By now I think I have spent far too much time on my own and out of groups, I am starting to calculate how many people have over taken me. I think my head was now starting to drop then Keith comes past me shouting at me, giving me some much needed and appreciated encouragement. I had no idea where he had come from because I was convinced that both Keith and James had long gone after my stop near the start. Anyway re-energized (for a bit at least) I chase after Keith. Another group is hot on our tails and Keith and I lose sight of each other again.
Then this Guy recognises my cycling kit and asks me if I know “Stewey”? “Stewart Howison I reply”? “Yes, I went to school with him” he tells me. Karl then goes on to tell me that that the peak that we can see in the distance isn’t the summit of Chapmans Peak, but it’s further around the corner. It’s very deceiving he says so don’t use all your energy up before you get to the summit, like I had any energy left at that point. I am now starting to understand why they said “ You need to get into the hills of Hatta and Jebal Jaise”. As I look around at other cyclists they also don’t seem to be any better off than me, as we are all suffering. Once up and over the top of Chapmans Peak it’s time for some easier cycling downhill with perhaps an opportunity to recover, except there have been a few high speed crashes which highlight the need to concentrate and stay focused.
As we get to the bottom of the Suikerbossie climb the Argus carnival atmosphere is starting to become more apparent, not that there hadn’t been lots of support all the way round, it’s now just gone up a gear.

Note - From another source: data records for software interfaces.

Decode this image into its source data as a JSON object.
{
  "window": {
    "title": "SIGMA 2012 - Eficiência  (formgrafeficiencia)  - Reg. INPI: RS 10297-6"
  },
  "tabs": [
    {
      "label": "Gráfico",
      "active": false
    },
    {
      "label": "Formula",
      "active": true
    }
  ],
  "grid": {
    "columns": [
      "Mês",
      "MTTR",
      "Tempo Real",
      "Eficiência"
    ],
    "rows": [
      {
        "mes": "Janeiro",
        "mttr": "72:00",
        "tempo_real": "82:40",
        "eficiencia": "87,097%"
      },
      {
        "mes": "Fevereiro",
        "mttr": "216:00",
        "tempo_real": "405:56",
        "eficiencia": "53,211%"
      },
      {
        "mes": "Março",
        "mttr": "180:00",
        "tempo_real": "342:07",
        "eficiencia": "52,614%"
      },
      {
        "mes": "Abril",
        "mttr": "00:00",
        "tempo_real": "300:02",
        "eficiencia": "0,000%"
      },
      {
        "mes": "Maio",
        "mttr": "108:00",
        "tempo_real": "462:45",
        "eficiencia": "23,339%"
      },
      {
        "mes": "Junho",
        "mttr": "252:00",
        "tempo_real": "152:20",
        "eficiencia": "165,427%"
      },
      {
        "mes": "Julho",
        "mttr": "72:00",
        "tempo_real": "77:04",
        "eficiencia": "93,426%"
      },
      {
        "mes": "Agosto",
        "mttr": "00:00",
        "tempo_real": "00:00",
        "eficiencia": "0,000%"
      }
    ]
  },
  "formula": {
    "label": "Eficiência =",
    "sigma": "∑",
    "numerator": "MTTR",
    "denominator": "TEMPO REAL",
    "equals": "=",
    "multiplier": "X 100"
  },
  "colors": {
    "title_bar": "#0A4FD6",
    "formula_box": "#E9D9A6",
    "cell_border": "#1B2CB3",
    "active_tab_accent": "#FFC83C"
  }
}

The roads are lined on both sides by people offering encouragement and support. The volunteers on the Coca Cola drinks station are now louder than all the previous drink stations as they compete to be louder than the team of helpers on the other side of the road offering a free push up the hill. All I had to do to avail of this free service was to cycle on the right-hand side of the road the man on the PA said. Apart from the fact that I was barely cycling at this point, I wasn’t about to go the extra 15 to 20 meters out of my way to the other side of the road to get a push, and in any case getting help is cheating isn’t it? I am now thinking that our nick name of “Psycho Pussy” was a more apt name for the hill. We couldn’t pronounce Suikerbossie .
So down into Llandudno, which I can pronounce properly because of my Welsh heritage (Th lan did no). Slightly mixed feelings now as we start to push again having slightly recovered on the descent from “Psycho Pussy”. Only a few kilometers to go and the main reason for visiting Cape Town will be very soon be over. I look at my time versus the distance still to go, can I finish in 3 hours 30? Really not sure if I can do it, but it’s got to be worth trying. I reunite with Keith once more and we share encouragement, I then see Andrew Stocks ahead, so I chase after Andrew for a chat. Andrew then disappears into the distance so I look at my time again, if I finish in 3 hours 30 minutes and 59 seconds is still 3:30 I say to myself???. Yes of course it is so let me give it a go. Over the line and I stop my Garmin at 3:30:46, Cape Town Cycle Tour, Checked.
A free Coca Cola then on the find out how James, Nichola, Keith, Lena, The Captain and the rest of the Dubai/SA crew had got on.
Would I do it again? Without doubt as the whole trip was amazing.
Will I do it again? Not sure, as it is a big ask of my family as they are not able to join me to share the experience.
Apologies if any of the above is inaccurate.
Thank you to everyone who made this trip as enjoyable and as memorable is it was, you know who you are.